By Dan Smuts
When going into the field in snowy conditions you must first consider how you are going to travel. If the snow pack is shallow or hard packed you might consider just hiking in your sturdy leather boots. If the snow is less consolidated you should use snowshoes or cross country skis to travel. You can usually expect to do about two mph on snowshoes and about four mph on skis over level terrain.
Also, consider that your route will be significantly less obvious than simply following a packed or blazed trail during the summer months. Be sure that you have a good map and even better compass. Take turns breaking. Keep a steady pace that prevents you from sweating too much then getting chilled when you stop to rest. And, if you are in avalanche country, make sure you know enough about snow dynamics to keep yourself safe.
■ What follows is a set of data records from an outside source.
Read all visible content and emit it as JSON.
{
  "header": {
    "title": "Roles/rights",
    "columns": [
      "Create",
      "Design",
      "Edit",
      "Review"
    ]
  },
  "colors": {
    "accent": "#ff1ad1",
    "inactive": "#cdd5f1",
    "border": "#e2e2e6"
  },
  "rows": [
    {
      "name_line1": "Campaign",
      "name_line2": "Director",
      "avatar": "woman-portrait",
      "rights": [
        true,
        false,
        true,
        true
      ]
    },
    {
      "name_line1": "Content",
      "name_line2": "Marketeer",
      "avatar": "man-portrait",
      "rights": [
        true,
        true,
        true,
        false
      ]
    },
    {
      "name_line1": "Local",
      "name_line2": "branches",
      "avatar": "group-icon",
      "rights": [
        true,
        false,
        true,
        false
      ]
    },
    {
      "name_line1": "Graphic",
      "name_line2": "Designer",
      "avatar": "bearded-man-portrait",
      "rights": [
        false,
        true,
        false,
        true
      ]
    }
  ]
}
Respect the fact that mountain weather can change quickly and it can be severe. Make sure you pack enough clothes and gear to stay warm and comfortable, and enough food to last an extra day or two in case you are pinned down by a storm.
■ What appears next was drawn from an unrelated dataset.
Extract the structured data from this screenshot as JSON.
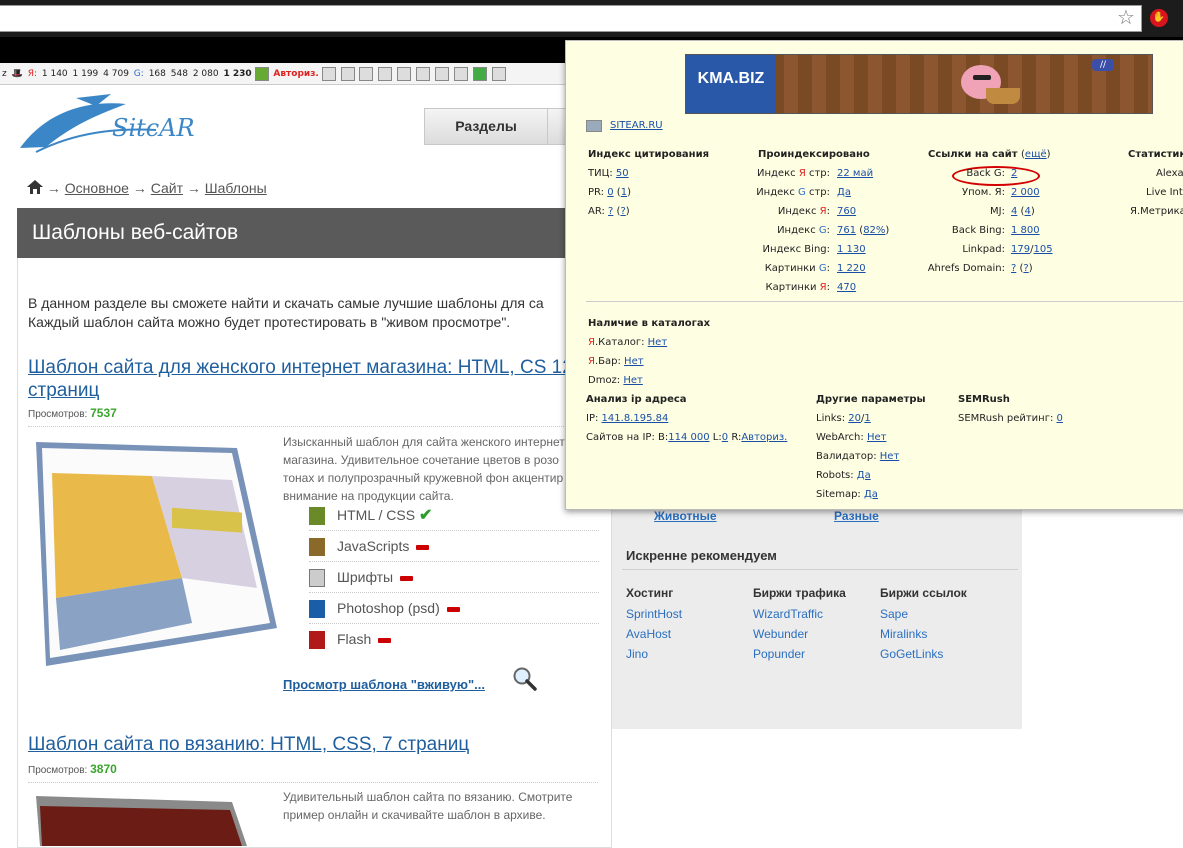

- Drink a hot drink right before bed.
- Keep some food with you during the night. If you get cold, eating will increase your body temperature.
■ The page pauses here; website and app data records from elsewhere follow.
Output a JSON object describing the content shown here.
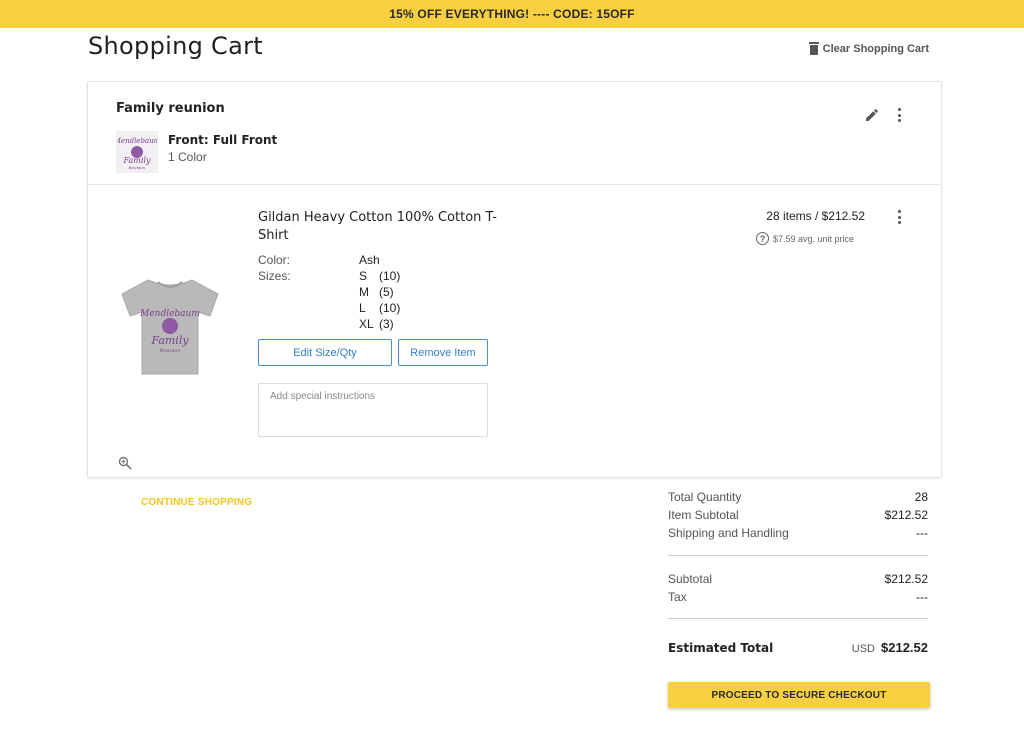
{
  "promo": {
    "text": "15% OFF EVERYTHING! ---- CODE: 15OFF"
  },
  "header": {
    "title": "Shopping Cart",
    "clear_label": "Clear Shopping Cart"
  },
  "design": {
    "name": "Family reunion",
    "front_label": "Front: Full Front",
    "color_count": "1 Color",
    "thumb_text_1": "Mendlebaum",
    "thumb_text_2": "Family",
    "thumb_text_3": "Reunion"
  },
  "product": {
    "name": "Gildan Heavy Cotton 100% Cotton T-Shirt",
    "color_label": "Color:",
    "color_value": "Ash",
    "sizes_label": "Sizes:",
    "sizes": [
      {
        "size": "S",
        "qty": "(10)"
      },
      {
        "size": "M",
        "qty": "(5)"
      },
      {
        "size": "L",
        "qty": "(10)"
      },
      {
        "size": "XL",
        "qty": "(3)"
      }
    ],
    "edit_label": "Edit Size/Qty",
    "remove_label": "Remove Item",
    "instructions_placeholder": "Add special instructions",
    "line_total": "28 items / $212.52",
    "avg_price": "$7.59 avg. unit price"
  },
  "continue_label": "CONTINUE SHOPPING",
  "summary": {
    "total_quantity_label": "Total Quantity",
    "total_quantity": "28",
    "item_subtotal_label": "Item Subtotal",
    "item_subtotal": "$212.52",
    "shipping_label": "Shipping and Handling",
    "shipping": "---",
    "subtotal_label": "Subtotal",
    "subtotal": "$212.52",
    "tax_label": "Tax",
    "tax": "---",
    "estimated_label": "Estimated Total",
    "currency": "USD",
    "estimated_total": "$212.52"
  },
  "checkout_label": "PROCEED TO SECURE CHECKOUT",
  "colors": {
    "accent_yellow": "#f8cf3f",
    "link_blue": "#2f7fcf",
    "shirt_ash": "#b9b9b9",
    "print_purple": "#7b3f8c"
  }
}
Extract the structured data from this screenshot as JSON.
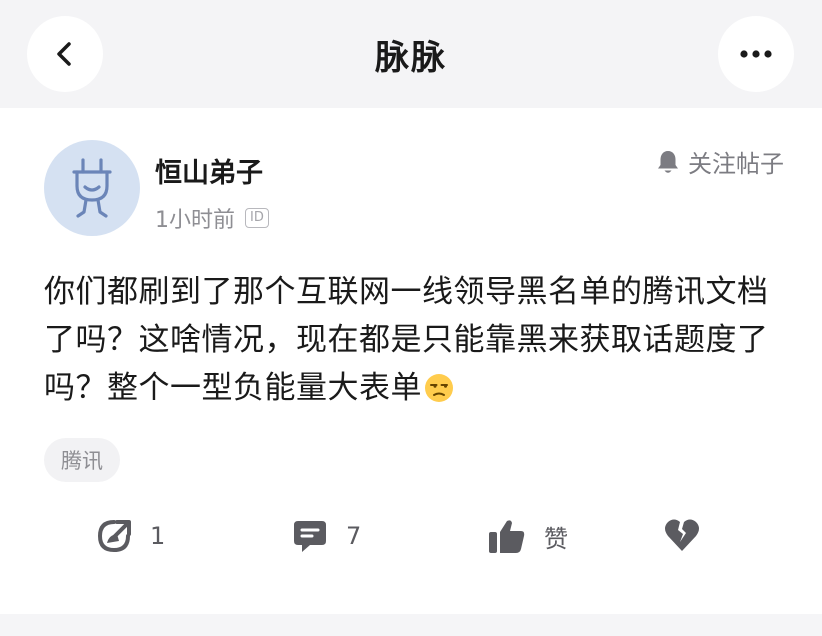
{
  "header": {
    "title": "脉脉",
    "back_icon": "chevron-left-icon",
    "more_icon": "more-horizontal-icon"
  },
  "post": {
    "author": {
      "name": "恒山弟子",
      "avatar_icon": "plug-avatar-icon",
      "avatar_color": "#d5e1f2"
    },
    "time": "1小时前",
    "id_badge": "ID",
    "follow_label": "关注帖子",
    "content": "你们都刷到了那个互联网一线领导黑名单的腾讯文档了吗？这啥情况，现在都是只能靠黑来获取话题度了吗？整个一型负能量大表单",
    "content_emoji": "unamused-face-emoji",
    "tag": "腾讯"
  },
  "actions": {
    "share_count": "1",
    "comment_count": "7",
    "like_label": "赞",
    "icon_color": "#5b5b60"
  }
}
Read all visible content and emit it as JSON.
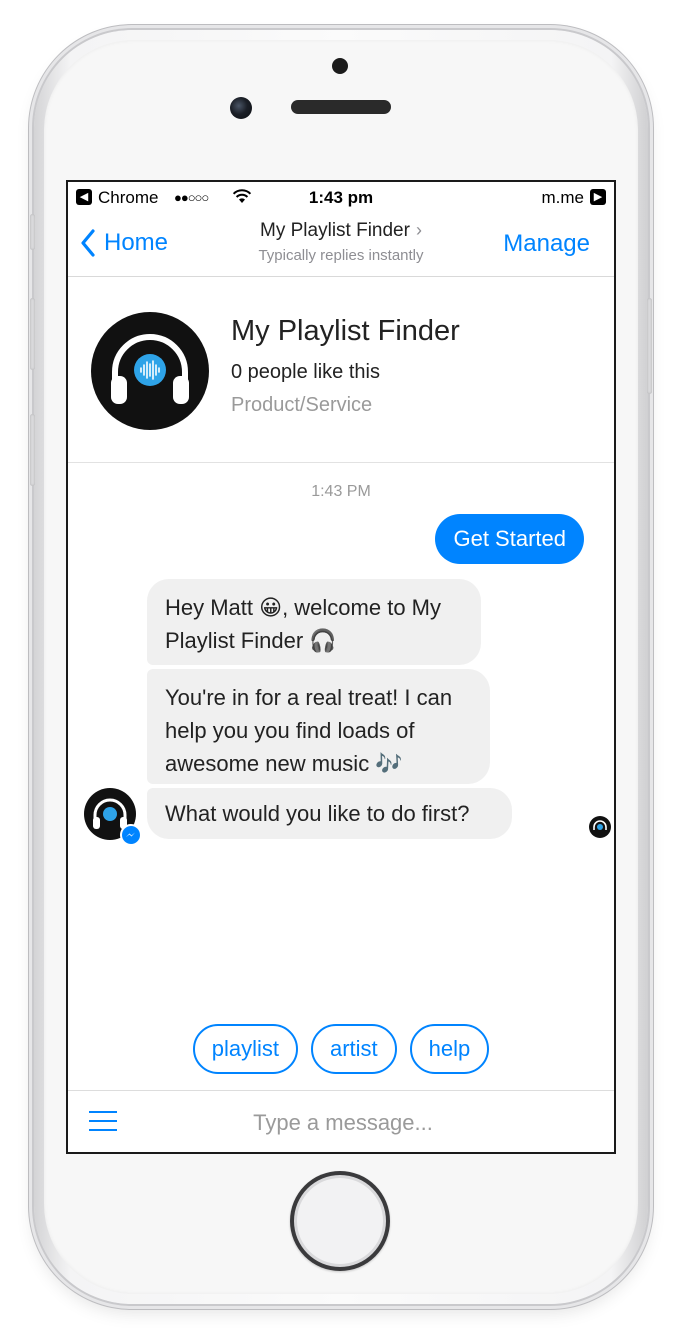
{
  "status_bar": {
    "back_app": "Chrome",
    "time": "1:43 pm",
    "domain": "m.me"
  },
  "nav": {
    "back_label": "Home",
    "title": "My Playlist Finder",
    "subtitle": "Typically replies instantly",
    "manage_label": "Manage"
  },
  "profile": {
    "name": "My Playlist Finder",
    "likes": "0 people like this",
    "category": "Product/Service"
  },
  "conversation": {
    "timestamp": "1:43 PM",
    "outgoing": "Get Started",
    "incoming": [
      "Hey Matt 😀, welcome to My Playlist Finder 🎧",
      "You're in for a real treat! I can help you you find loads of awesome new music 🎶",
      "What would you like to do first?"
    ]
  },
  "quick_replies": [
    "playlist",
    "artist",
    "help"
  ],
  "composer": {
    "placeholder": "Type a message..."
  },
  "colors": {
    "accent": "#0084ff",
    "bubble_in": "#f0f0f0",
    "avatar_bg": "#111111",
    "avatar_ring": "#2ea3e8"
  },
  "icons": {
    "nav_back": "chevron-left-icon",
    "composer_menu": "hamburger-menu-icon",
    "avatar": "headphones-icon",
    "badge": "messenger-icon"
  }
}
- Wear a hat to bed.
- Don't zip up your sleeping bag with your sweetheart's--you'll both just sleep colder.
- In very cold conditions, use two ground pads--one closed cell and one inflated.
- Pour some hot water into a heat-safe water bottle and bring it into your sleeping bag with you.
- Get a sleeping bag that is warm enough for the conditions you are expecting.
- Use a four-season tent, or make sure to use a waterproof ground cloth with your seam-sealed three-season tent to keep moisture from coming through the bottom of the tent.
- Keep the vents open in your tent to prevent condensation from freezing to the tent's ceiling.
Read more tips on camping in the cold.